J b Hunt

J.B. Hunt Transport Services Inc. on Thursday, Oct. 14, announced third-quarter 2010 net earnings of $52.2 million — up 31 percent over third-quarter 2009 earnings. Third-quarter 2010 results included $4 million of pretax expense related to a $5 million commitment to Arkansas Children’s Hospital, which reduced net earnings by 2 cents per diluted share.

Total operating revenue was $986 million, an 18 percent increase over the same 2009 quarter. The company attributed the increase primarily to higher Intermodal segment volumes, significant growth in the company’s Dedicated Contract Services segment and revenue growth in its Truck segment. Utilization of equipment also improved, as did pricing in the Truck segment. Current quarter operating revenue, excluding fuel surcharges, increased 15 percent.

Operating income rose 29 percent to $91.5 million, primarily due to a 22 percent increase in Intermodal operating income, a 17 percent increase in DCS operating income and positive Truck operating income. J.B. Hunt’s Truck segment lost money on an operating basis in the same 2009 quarter.

“We continue to distance ourselves from the ‘Great Recession’ by increased revenues, operating income and net earnings,” said Kirk Thompson, president and chief executive officer of Lowell, Ark.-based J.B. Hunt. “Though freight volumes backed off from the torrid pace we saw in June, demand remained steady across all segments. In Intermodal, we continued to see record numbers of loads and double-digit increases compared to prior periods despite the fact that, unlike most of the intermodal industry, we were growing last year, making the comparables more difficult for us.”

Sept. 30 was an all-time high in load count for a single day in Intermodal. “We expect to surpass one million loads for the first time later this year,” Thompson said.

Thompson said DCS load volume – which the company believes is a strong indicator of current customer demand and the general direction of the freight economy – continues to point toward steady business activity.
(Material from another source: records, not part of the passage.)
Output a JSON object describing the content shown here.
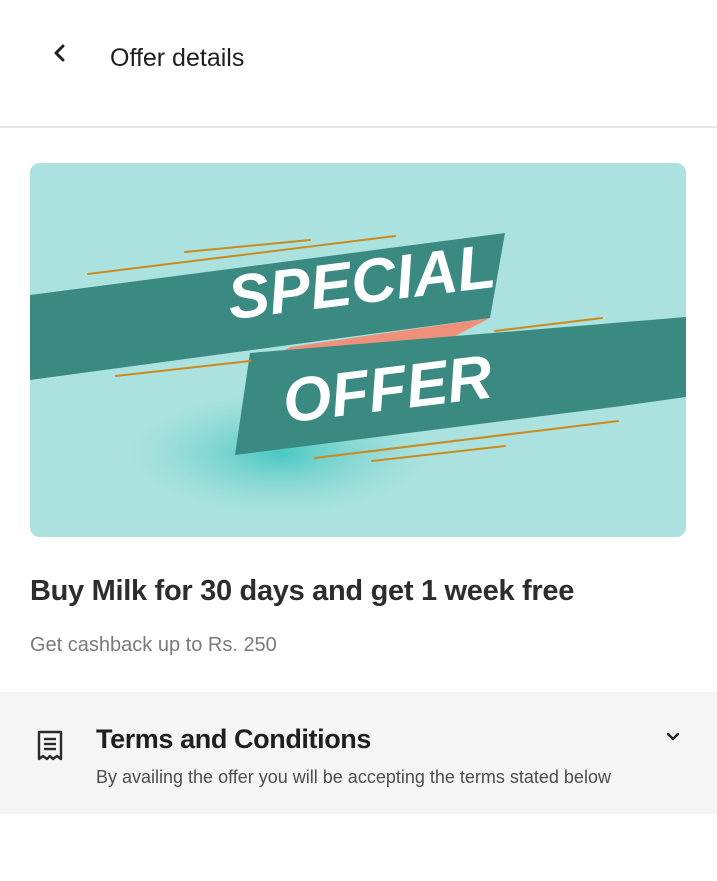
{
  "header": {
    "title": "Offer details",
    "back_icon": "chevron-left-icon"
  },
  "banner": {
    "line1": "SPECIAL",
    "line2": "OFFER",
    "colors": {
      "background": "#abe2df",
      "ribbon": "#3a8a82",
      "accent": "#ef907a",
      "lines": "#c98a1f",
      "text": "#ffffff"
    }
  },
  "offer": {
    "title": "Buy Milk for 30 days and get 1 week free",
    "subtitle": "Get cashback up to Rs. 250"
  },
  "terms": {
    "icon": "receipt-icon",
    "title": "Terms and Conditions",
    "description": "By availing the offer you will be accepting the terms stated below",
    "expand_icon": "chevron-down-icon"
  }
}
Also, contract pricing – reflecting improvement in supply and demand balance in both Intermodal and Truck – rose sequentially from this year’s second quarter and from the same period a year ago. “Assuming demand remains near current levels, we expect to see freight rates continue to rebound from the unsustainable lows we saw during the recession,” he said.

During the current quarter, J.B. Hunt reactivated and increased certain compensation and benefit programs. “We were able to make these moves as profits rebounded quicker than we had anticipated going into 2010,” Thompson said.